Copy out every line of the data where the word "java" is found.

━━━━━━━━━━━━━━━━━━━━

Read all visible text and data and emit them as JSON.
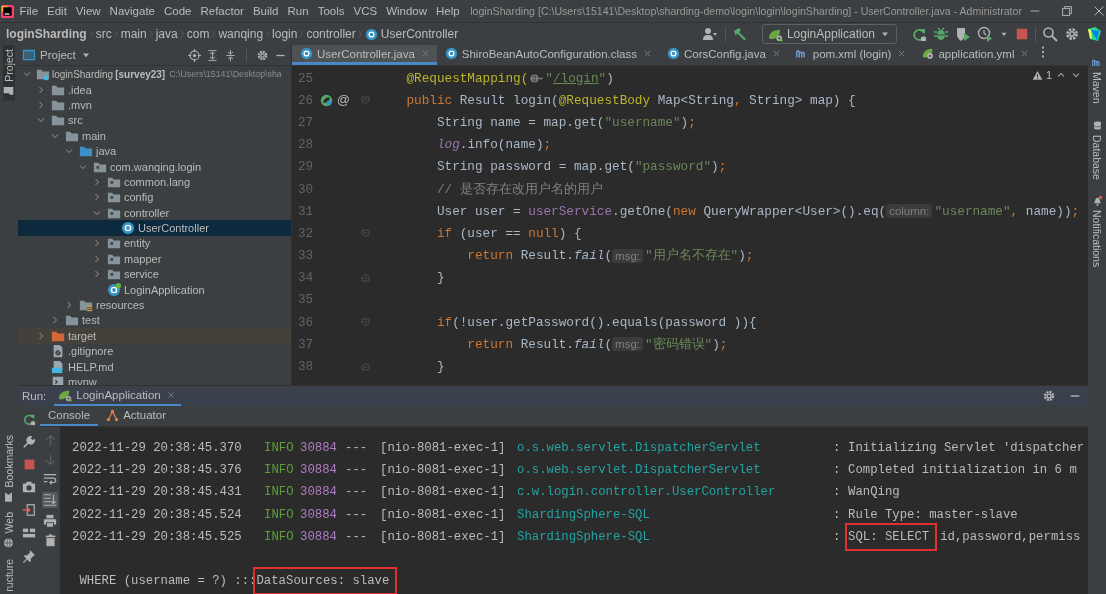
{
  "window": {
    "title": "loginSharding [C:\\Users\\15141\\Desktop\\sharding-demo\\login\\login\\loginSharding] - UserController.java - Administrator"
  },
  "menu": [
    "File",
    "Edit",
    "View",
    "Navigate",
    "Code",
    "Refactor",
    "Build",
    "Run",
    "Tools",
    "VCS",
    "Window",
    "Help"
  ],
  "breadcrumbs": [
    {
      "label": "loginSharding",
      "kind": "project"
    },
    {
      "label": "src",
      "kind": "dir"
    },
    {
      "label": "main",
      "kind": "dir"
    },
    {
      "label": "java",
      "kind": "dir"
    },
    {
      "label": "com",
      "kind": "dir"
    },
    {
      "label": "wanqing",
      "kind": "dir"
    },
    {
      "label": "login",
      "kind": "dir"
    },
    {
      "label": "controller",
      "kind": "dir"
    },
    {
      "label": "UserController",
      "kind": "class"
    }
  ],
  "run_config": {
    "label": "LoginApplication"
  },
  "left_tool_windows_top": [
    {
      "label": "Project",
      "kind": "project"
    }
  ],
  "left_tool_windows_bottom": [
    {
      "label": "Bookmarks",
      "kind": "bookmarks"
    },
    {
      "label": "Web",
      "kind": "web"
    },
    {
      "label": "ructure",
      "kind": "structure"
    }
  ],
  "right_tool_windows": [
    {
      "label": "Maven",
      "kind": "maven"
    },
    {
      "label": "Database",
      "kind": "database"
    },
    {
      "label": "Notifications",
      "kind": "notifications"
    }
  ],
  "project_panel": {
    "title": "Project",
    "tree": [
      {
        "label": "loginSharding",
        "module": "[survey23]",
        "path": "C:\\Users\\15141\\Desktop\\sha",
        "kind": "module",
        "expanded": true,
        "selected": false,
        "children": [
          {
            "label": ".idea",
            "kind": "folder",
            "expanded": false,
            "selected": false
          },
          {
            "label": ".mvn",
            "kind": "folder",
            "expanded": false,
            "selected": false
          },
          {
            "label": "src",
            "kind": "folder",
            "expanded": true,
            "selected": false,
            "children": [
              {
                "label": "main",
                "kind": "folder",
                "expanded": true,
                "selected": false,
                "children": [
                  {
                    "label": "java",
                    "kind": "source",
                    "expanded": true,
                    "selected": false,
                    "children": [
                      {
                        "label": "com.wanqing.login",
                        "kind": "package",
                        "expanded": true,
                        "selected": false,
                        "children": [
                          {
                            "label": "common.lang",
                            "kind": "package",
                            "expanded": false,
                            "selected": false
                          },
                          {
                            "label": "config",
                            "kind": "package",
                            "expanded": false,
                            "selected": false
                          },
                          {
                            "label": "controller",
                            "kind": "package",
                            "expanded": true,
                            "selected": false,
                            "children": [
                              {
                                "label": "UserController",
                                "kind": "class",
                                "selected": true
                              }
                            ]
                          },
                          {
                            "label": "entity",
                            "kind": "package",
                            "expanded": false,
                            "selected": false
                          },
                          {
                            "label": "mapper",
                            "kind": "package",
                            "expanded": false,
                            "selected": false
                          },
                          {
                            "label": "service",
                            "kind": "package",
                            "expanded": false,
                            "selected": false
                          },
                          {
                            "label": "LoginApplication",
                            "kind": "app",
                            "selected": false
                          }
                        ]
                      }
                    ]
                  },
                  {
                    "label": "resources",
                    "kind": "resources",
                    "expanded": false,
                    "selected": false
                  }
                ]
              },
              {
                "label": "test",
                "kind": "folder",
                "expanded": false,
                "selected": false
              }
            ]
          },
          {
            "label": "target",
            "kind": "excluded",
            "expanded": false,
            "selected": false
          },
          {
            "label": ".gitignore",
            "kind": "gitignore",
            "selected": false
          },
          {
            "label": "HELP.md",
            "kind": "markdown",
            "selected": false
          },
          {
            "label": "mvnw",
            "kind": "script",
            "selected": false
          }
        ]
      }
    ]
  },
  "editor": {
    "tabs": [
      {
        "label": "UserController.java",
        "kind": "class",
        "selected": true
      },
      {
        "label": "ShiroBeanAutoConfiguration.class",
        "kind": "class",
        "selected": false
      },
      {
        "label": "CorsConfig.java",
        "kind": "class",
        "selected": false
      },
      {
        "label": "pom.xml (login)",
        "kind": "maven",
        "selected": false
      },
      {
        "label": "application.yml",
        "kind": "yaml",
        "selected": false
      }
    ],
    "warnings": "1",
    "lines": [
      {
        "number": "25",
        "tokens": [
          {
            "kind": "annotation",
            "text": "    @RequestMapping("
          },
          {
            "kind": "url-icon"
          },
          {
            "kind": "string",
            "text": "\""
          },
          {
            "kind": "url",
            "text": "/login"
          },
          {
            "kind": "string",
            "text": "\""
          },
          {
            "kind": "plain",
            "text": ")"
          }
        ]
      },
      {
        "number": "26",
        "fold_start": true,
        "gutter": [
          {
            "kind": "bean"
          },
          {
            "kind": "text",
            "text": "@"
          }
        ],
        "tokens": [
          {
            "kind": "keyword",
            "text": "    public"
          },
          {
            "kind": "plain",
            "text": " Result login("
          },
          {
            "kind": "annotation",
            "text": "@RequestBody"
          },
          {
            "kind": "plain",
            "text": " Map<String"
          },
          {
            "kind": "keyword",
            "text": ","
          },
          {
            "kind": "plain",
            "text": " String> map) {"
          }
        ]
      },
      {
        "number": "27",
        "tokens": [
          {
            "kind": "plain",
            "text": "        String name = map.get("
          },
          {
            "kind": "string",
            "text": "\"username\""
          },
          {
            "kind": "plain",
            "text": ")"
          },
          {
            "kind": "keyword",
            "text": ";"
          }
        ]
      },
      {
        "number": "28",
        "tokens": [
          {
            "kind": "static-field",
            "text": "        log"
          },
          {
            "kind": "plain",
            "text": ".info(name)"
          },
          {
            "kind": "keyword",
            "text": ";"
          }
        ]
      },
      {
        "number": "29",
        "tokens": [
          {
            "kind": "plain",
            "text": "        String password = map.get("
          },
          {
            "kind": "string",
            "text": "\"password\""
          },
          {
            "kind": "plain",
            "text": ")"
          },
          {
            "kind": "keyword",
            "text": ";"
          }
        ]
      },
      {
        "number": "30",
        "tokens": [
          {
            "kind": "comment",
            "text": "        // 是否存在改用户名的用户"
          }
        ]
      },
      {
        "number": "31",
        "tokens": [
          {
            "kind": "plain",
            "text": "        User user = "
          },
          {
            "kind": "field",
            "text": "userService"
          },
          {
            "kind": "plain",
            "text": ".getOne("
          },
          {
            "kind": "keyword",
            "text": "new"
          },
          {
            "kind": "plain",
            "text": " QueryWrapper<User>().eq("
          },
          {
            "kind": "inlay",
            "text": "column:"
          },
          {
            "kind": "string",
            "text": "\"username\""
          },
          {
            "kind": "keyword",
            "text": ","
          },
          {
            "kind": "plain",
            "text": " name))"
          },
          {
            "kind": "keyword",
            "text": ";"
          }
        ]
      },
      {
        "number": "32",
        "fold_start": true,
        "tokens": [
          {
            "kind": "keyword",
            "text": "        if"
          },
          {
            "kind": "plain",
            "text": " (user == "
          },
          {
            "kind": "keyword",
            "text": "null"
          },
          {
            "kind": "plain",
            "text": ") {"
          }
        ]
      },
      {
        "number": "33",
        "tokens": [
          {
            "kind": "keyword",
            "text": "            return"
          },
          {
            "kind": "plain",
            "text": " Result."
          },
          {
            "kind": "static-method",
            "text": "fail"
          },
          {
            "kind": "plain",
            "text": "("
          },
          {
            "kind": "inlay",
            "text": "msg:"
          },
          {
            "kind": "string",
            "text": "\"用户名不存在\""
          },
          {
            "kind": "plain",
            "text": ")"
          },
          {
            "kind": "keyword",
            "text": ";"
          }
        ]
      },
      {
        "number": "34",
        "fold_end": true,
        "tokens": [
          {
            "kind": "plain",
            "text": "        }"
          }
        ]
      },
      {
        "number": "35"
      },
      {
        "number": "36",
        "fold_start": true,
        "tokens": [
          {
            "kind": "keyword",
            "text": "        if"
          },
          {
            "kind": "plain",
            "text": "(!user.getPassword().equals(password )){"
          }
        ]
      },
      {
        "number": "37",
        "tokens": [
          {
            "kind": "keyword",
            "text": "            return"
          },
          {
            "kind": "plain",
            "text": " Result."
          },
          {
            "kind": "static-method",
            "text": "fail"
          },
          {
            "kind": "plain",
            "text": "("
          },
          {
            "kind": "inlay",
            "text": "msg:"
          },
          {
            "kind": "string",
            "text": "\"密码错误\""
          },
          {
            "kind": "plain",
            "text": ")"
          },
          {
            "kind": "keyword",
            "text": ";"
          }
        ]
      },
      {
        "number": "38",
        "fold_end": true,
        "tokens": [
          {
            "kind": "plain",
            "text": "        }"
          }
        ]
      }
    ]
  },
  "run_panel": {
    "label": "Run:",
    "tabs": [
      {
        "label": "LoginApplication",
        "selected": true
      }
    ],
    "console_tabs": [
      {
        "label": "Console",
        "kind": "console",
        "selected": true
      },
      {
        "label": "Actuator",
        "kind": "actuator",
        "selected": false
      }
    ],
    "autoscroll": true,
    "log": [
      {
        "kind": "entry",
        "timestamp": "2022-11-29 20:38:45.370",
        "level": "INFO",
        "pid": "30884",
        "dashes": "---",
        "thread": "[nio-8081-exec-1]",
        "logger": "o.s.web.servlet.DispatcherServlet",
        "colon": ":",
        "message": [
          {
            "t": "Initializing Servlet 'dispatcher",
            "highlight": false
          }
        ]
      },
      {
        "kind": "entry",
        "timestamp": "2022-11-29 20:38:45.376",
        "level": "INFO",
        "pid": "30884",
        "dashes": "---",
        "thread": "[nio-8081-exec-1]",
        "logger": "o.s.web.servlet.DispatcherServlet",
        "colon": ":",
        "message": [
          {
            "t": "Completed initialization in 6 m",
            "highlight": false
          }
        ]
      },
      {
        "kind": "entry",
        "timestamp": "2022-11-29 20:38:45.431",
        "level": "INFO",
        "pid": "30884",
        "dashes": "---",
        "thread": "[nio-8081-exec-1]",
        "logger": "c.w.login.controller.UserController",
        "colon": ":",
        "message": [
          {
            "t": "WanQing",
            "highlight": false
          }
        ]
      },
      {
        "kind": "entry",
        "timestamp": "2022-11-29 20:38:45.524",
        "level": "INFO",
        "pid": "30884",
        "dashes": "---",
        "thread": "[nio-8081-exec-1]",
        "logger": "ShardingSphere-SQL",
        "colon": ":",
        "message": [
          {
            "t": "Rule Type: master-slave",
            "highlight": false
          }
        ]
      },
      {
        "kind": "entry",
        "timestamp": "2022-11-29 20:38:45.525",
        "level": "INFO",
        "pid": "30884",
        "dashes": "---",
        "thread": "[nio-8081-exec-1]",
        "logger": "ShardingSphere-SQL",
        "colon": ":",
        "message": [
          {
            "t": "SQL: SELECT",
            "highlight": true
          },
          {
            "t": "id,password,permiss",
            "highlight": false
          }
        ]
      },
      {
        "kind": "blank"
      },
      {
        "kind": "continuation",
        "message": [
          {
            "t": " WHERE (username = ?) :::",
            "highlight": false
          },
          {
            "t": "DataSources: slave",
            "highlight": true
          }
        ]
      }
    ]
  }
}
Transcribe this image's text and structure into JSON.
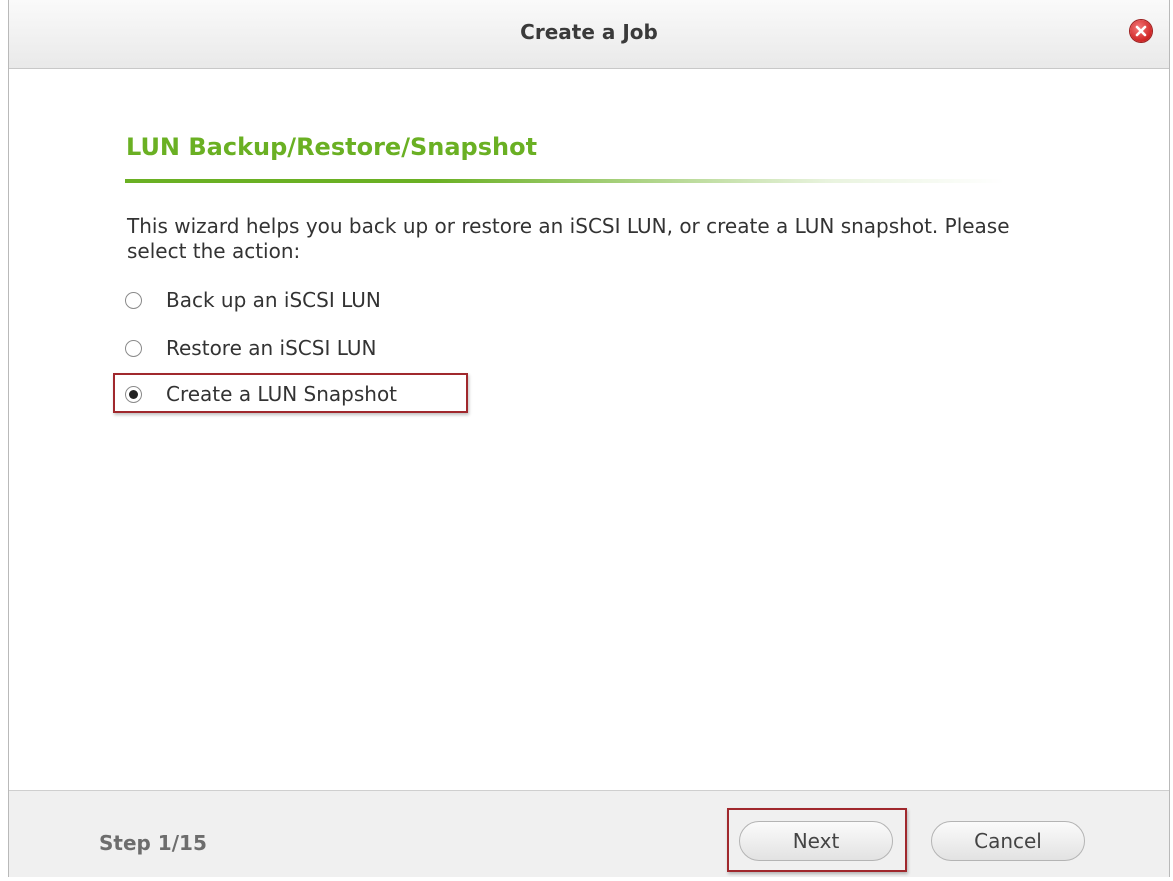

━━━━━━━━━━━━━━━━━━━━

> SOLUTION BELOW
    "title": "loginSharding [C:\\Users\\15141\\Desktop\\sharding-demo\\login\\login\\loginSharding] - UserController.java - Administrator"
      "label": "java",
                    "label": "java",
        "label": "UserController.java",
        "label": "CorsConfig.java",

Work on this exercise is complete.